Data items
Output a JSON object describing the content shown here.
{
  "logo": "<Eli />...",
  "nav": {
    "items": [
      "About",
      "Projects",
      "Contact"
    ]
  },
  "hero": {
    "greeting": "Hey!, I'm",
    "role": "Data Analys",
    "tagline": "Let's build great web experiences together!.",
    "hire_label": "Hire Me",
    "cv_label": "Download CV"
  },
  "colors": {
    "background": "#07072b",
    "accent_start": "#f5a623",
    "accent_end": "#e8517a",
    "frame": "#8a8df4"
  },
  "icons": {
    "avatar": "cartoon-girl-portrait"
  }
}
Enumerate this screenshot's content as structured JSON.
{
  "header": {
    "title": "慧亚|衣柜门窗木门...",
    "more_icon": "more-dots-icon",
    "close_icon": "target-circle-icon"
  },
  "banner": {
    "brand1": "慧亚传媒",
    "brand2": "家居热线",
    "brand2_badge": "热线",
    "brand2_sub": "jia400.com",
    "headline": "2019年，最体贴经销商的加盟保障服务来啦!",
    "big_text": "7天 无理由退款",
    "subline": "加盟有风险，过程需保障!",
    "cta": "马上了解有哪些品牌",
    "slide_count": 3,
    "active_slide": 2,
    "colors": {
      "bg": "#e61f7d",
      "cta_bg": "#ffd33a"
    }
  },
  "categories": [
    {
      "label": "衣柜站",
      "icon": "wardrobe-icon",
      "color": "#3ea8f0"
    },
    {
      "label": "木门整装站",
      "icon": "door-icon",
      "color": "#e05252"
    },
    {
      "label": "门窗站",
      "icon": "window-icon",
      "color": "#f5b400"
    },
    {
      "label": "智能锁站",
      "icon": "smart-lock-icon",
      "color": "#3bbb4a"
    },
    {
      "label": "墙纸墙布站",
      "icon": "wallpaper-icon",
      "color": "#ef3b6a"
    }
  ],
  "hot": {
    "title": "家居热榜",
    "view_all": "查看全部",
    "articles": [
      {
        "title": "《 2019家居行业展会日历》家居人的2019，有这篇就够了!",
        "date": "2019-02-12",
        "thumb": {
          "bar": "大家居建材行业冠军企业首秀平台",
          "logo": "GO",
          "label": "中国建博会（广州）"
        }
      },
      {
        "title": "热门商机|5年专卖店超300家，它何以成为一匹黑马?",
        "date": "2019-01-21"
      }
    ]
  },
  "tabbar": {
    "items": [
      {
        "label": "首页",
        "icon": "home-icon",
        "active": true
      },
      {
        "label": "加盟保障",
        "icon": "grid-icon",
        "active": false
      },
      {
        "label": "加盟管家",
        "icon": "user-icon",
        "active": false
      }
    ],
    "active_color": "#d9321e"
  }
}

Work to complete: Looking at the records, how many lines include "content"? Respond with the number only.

Response to the exercise: 2